Our client was under Voluntary Departure status since January, 1993 when she retained our office. Married to a United States Citizen so we filed I-130 on January 24, 1994 and it was approved by LN on February 28, 1994. She must have left the country and re-entered US on April 7, 1993 with visitor’s visa. She could not adjust because she must have been under J-1 status at some point in time. No objection J-1 waiver denial recommendation was issued on 12/3/01. Between 12/01 to 8/03, our office must have either filed MTR on the no objection denial or J-1 waiver based on hardship. On 7/6/04, J-1 waiver was approved. We filed I-485/765 in 6/05 and PR approved on 3/6/06.
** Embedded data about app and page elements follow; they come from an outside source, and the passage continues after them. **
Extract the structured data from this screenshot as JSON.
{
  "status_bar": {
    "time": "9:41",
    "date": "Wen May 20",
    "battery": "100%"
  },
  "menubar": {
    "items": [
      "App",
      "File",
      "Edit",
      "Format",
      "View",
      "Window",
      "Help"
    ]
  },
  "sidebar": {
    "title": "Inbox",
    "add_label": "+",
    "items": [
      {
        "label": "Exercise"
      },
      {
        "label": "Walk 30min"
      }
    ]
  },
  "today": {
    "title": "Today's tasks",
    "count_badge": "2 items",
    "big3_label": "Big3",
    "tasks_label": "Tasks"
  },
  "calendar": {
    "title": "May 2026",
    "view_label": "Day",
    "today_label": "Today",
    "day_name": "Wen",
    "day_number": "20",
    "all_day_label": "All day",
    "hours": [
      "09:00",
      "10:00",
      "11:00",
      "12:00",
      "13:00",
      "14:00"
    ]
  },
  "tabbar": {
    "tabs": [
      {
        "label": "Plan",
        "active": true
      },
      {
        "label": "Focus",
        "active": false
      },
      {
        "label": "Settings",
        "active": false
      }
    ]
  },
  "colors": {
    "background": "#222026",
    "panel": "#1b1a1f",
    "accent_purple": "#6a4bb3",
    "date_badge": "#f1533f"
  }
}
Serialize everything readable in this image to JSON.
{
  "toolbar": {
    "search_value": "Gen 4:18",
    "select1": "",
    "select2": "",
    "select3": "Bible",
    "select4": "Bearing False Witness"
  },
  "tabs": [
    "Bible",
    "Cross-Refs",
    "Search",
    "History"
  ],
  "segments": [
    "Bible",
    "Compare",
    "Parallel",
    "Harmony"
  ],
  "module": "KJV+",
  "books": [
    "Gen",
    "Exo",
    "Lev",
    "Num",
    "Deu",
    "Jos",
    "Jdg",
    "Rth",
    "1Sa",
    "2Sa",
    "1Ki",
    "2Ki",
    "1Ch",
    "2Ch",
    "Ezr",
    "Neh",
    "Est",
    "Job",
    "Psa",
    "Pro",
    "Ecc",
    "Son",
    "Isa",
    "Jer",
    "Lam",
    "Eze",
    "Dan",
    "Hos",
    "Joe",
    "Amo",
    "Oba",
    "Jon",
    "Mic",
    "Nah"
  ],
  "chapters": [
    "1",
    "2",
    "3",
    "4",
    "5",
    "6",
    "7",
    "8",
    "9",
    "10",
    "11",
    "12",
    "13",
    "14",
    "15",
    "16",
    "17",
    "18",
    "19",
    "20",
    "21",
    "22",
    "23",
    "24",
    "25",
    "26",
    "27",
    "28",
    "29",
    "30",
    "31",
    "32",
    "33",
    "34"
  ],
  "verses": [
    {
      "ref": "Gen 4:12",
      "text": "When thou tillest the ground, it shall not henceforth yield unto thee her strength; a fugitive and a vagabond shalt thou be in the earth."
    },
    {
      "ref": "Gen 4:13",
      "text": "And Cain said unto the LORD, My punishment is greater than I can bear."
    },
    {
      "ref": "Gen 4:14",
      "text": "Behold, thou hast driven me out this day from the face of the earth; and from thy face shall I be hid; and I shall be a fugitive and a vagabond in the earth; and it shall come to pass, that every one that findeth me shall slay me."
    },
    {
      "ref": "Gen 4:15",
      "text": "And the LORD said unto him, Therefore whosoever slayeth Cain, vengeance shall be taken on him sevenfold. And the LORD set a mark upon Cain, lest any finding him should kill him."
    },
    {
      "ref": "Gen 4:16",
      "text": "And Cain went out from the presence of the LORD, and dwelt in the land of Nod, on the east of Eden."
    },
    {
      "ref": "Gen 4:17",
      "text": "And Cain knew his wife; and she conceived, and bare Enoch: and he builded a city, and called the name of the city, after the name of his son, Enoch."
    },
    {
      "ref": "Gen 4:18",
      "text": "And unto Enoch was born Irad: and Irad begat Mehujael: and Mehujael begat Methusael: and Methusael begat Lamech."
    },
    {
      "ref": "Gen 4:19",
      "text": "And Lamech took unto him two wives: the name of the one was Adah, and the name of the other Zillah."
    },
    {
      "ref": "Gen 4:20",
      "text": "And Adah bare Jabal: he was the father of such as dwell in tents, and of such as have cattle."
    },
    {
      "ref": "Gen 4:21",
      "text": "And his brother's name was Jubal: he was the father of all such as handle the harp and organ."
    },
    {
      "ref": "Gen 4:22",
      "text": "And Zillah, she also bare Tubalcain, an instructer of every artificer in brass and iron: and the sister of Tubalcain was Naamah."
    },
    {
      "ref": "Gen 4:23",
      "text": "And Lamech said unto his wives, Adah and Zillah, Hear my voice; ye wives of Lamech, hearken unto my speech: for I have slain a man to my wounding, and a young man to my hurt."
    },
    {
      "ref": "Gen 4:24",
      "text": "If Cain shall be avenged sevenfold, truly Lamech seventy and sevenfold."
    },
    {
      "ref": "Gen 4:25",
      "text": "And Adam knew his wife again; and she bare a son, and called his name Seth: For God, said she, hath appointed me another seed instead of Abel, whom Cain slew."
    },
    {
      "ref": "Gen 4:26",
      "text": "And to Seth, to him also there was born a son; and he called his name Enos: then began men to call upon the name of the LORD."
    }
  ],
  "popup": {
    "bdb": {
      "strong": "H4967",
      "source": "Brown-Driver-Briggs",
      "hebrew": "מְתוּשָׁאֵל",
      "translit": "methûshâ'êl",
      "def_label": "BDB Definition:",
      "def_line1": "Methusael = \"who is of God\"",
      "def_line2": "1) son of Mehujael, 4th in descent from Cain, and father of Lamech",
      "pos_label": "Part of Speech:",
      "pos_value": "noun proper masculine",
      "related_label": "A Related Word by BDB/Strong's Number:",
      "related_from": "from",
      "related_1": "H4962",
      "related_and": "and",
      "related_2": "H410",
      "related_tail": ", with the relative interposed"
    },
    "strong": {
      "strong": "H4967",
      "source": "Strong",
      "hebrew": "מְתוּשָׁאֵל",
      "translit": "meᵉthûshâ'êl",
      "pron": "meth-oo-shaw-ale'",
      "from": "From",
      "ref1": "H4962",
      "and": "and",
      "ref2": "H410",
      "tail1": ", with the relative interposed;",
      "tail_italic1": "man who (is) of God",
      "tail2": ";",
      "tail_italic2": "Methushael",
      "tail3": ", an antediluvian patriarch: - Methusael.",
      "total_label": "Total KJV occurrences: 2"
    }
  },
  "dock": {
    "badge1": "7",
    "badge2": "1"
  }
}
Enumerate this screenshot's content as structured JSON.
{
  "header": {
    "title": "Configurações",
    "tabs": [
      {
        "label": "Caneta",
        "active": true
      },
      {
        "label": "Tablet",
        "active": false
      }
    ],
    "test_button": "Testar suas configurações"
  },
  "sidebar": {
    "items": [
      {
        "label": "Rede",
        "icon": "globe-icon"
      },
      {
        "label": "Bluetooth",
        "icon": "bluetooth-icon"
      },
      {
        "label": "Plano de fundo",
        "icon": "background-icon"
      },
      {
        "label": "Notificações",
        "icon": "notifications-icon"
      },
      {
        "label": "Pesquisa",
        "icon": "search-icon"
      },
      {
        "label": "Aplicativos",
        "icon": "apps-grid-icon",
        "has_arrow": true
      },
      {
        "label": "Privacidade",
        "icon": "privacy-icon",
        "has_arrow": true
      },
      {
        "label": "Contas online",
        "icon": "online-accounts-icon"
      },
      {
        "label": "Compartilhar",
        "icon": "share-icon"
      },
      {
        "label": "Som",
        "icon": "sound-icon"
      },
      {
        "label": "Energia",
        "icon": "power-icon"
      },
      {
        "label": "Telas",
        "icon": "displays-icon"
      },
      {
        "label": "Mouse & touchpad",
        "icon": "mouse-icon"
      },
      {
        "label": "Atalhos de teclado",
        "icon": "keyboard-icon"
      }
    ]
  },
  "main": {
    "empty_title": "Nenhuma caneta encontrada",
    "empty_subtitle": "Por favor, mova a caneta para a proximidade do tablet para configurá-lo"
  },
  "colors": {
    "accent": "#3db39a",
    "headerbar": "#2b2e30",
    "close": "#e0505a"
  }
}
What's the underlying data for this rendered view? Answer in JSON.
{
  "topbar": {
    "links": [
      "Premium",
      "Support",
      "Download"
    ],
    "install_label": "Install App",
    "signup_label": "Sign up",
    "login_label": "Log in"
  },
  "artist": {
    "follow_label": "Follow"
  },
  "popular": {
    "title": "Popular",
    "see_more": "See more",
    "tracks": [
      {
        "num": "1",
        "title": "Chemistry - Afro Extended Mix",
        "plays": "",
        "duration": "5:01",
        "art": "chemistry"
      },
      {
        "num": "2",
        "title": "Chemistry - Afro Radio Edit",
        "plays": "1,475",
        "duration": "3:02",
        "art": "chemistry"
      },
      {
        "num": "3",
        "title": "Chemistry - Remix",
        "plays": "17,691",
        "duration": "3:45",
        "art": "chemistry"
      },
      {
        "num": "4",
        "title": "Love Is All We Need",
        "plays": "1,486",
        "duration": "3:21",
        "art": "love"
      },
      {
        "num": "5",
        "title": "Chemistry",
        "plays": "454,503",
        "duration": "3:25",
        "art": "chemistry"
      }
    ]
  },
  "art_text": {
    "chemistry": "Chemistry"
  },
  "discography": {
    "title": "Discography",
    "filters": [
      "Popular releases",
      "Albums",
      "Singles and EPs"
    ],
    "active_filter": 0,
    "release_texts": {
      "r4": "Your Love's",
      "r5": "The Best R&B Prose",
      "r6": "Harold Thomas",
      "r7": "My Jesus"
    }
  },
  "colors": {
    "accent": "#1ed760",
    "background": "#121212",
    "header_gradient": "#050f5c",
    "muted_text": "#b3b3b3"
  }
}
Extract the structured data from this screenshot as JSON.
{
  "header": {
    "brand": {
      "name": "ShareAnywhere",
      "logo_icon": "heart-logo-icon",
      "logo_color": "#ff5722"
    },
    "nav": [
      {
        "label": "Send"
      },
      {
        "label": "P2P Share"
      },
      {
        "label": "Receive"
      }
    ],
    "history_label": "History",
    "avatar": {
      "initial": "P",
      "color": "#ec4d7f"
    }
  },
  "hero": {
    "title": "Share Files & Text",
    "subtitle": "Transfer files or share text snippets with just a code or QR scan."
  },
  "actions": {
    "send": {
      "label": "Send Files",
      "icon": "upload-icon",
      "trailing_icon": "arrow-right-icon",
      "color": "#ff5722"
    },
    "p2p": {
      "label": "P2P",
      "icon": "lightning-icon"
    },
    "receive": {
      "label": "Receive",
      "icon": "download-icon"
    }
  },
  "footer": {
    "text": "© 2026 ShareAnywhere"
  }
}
Our office was retained to assist our client in continuing his fellowship program. His permission to remain in the US ended on June 30, 2005. He was not being permitted to continue his program because he had previously been granted a waiver of the two year home residency requirement that is applicable to J-1 physicians. Although he never complied with the waiver since he did not start with the contracting employer, he was ineligible to receive a new DS-2019 to continue his fellowship due to the grant of his waiver. Before he retained our office, he had tried unsuccessfully to have the waiver revoked for almost one year. Despite his repeated requests, he was not permitted to withdraw his previously granted waiver. As June 30, 2005 approached, our office determined that the only possibility that our client had to continue his fellowship would be to file a writ of mandamus in the United States District Court asking the Court to compel CIS to allow our client to withdraw his waiver. Our client would be forced to depart the United States on July 31, 2005 if his waiver was not revoked (there is a 30 day grace period for those who are on J-1 visas once their authorized stay in their program expires. We filed a Writ of Mandamus and a Motion for an Emergency Hearing with the United States District Court for the Western District of Pennsylvania. The Court granted the request for an emergency hearing. Approximately ten minutes after the hearing was supposed to begin, the parties received a fax from US CIS stating that our client would be permitted to withdraw his previously granted waiver. This allowed him to begin his fellowship. Scott Bratton handled the federal court litigation. Lori Pinjuh and Susan Saliba also provided assistance in this matter.
The client retained our office for filing a J-1 Hardship Waiver based on his U.S. citizen children. As a physician specializing in dermatopathology, the client worked for a private medical practice. We quickly prepared and sent out the J-1 application by March 11, 2005. Because the process usually takes over a year to review such applications, we were pleased to receive a notice of approval from the State Department on May 23, 2005. The review process had taken barely more than two months.
Our client filed a naturalization application with US CIS, The application was denied because CIS believed that our client had not fulfilled his 2 year foreign residency requirement as he came to the US on a J-1. CIS also contended that he lacked good moral character, We filed an appeal of the decision (N-336) which was also denied. We then filed a petition for review of the naturalization denial with the United States District Court. After filing the petition with the District Court, CIS reconsidered its decision and granted our client's application for naturalization. Lori Pinjuh and Scott Bratton handled this case for our firm.
A J-1 Waiver of the two-year foreign residency requirement that was receipted by INS on June 12, 2000 was approved June 28, 2000.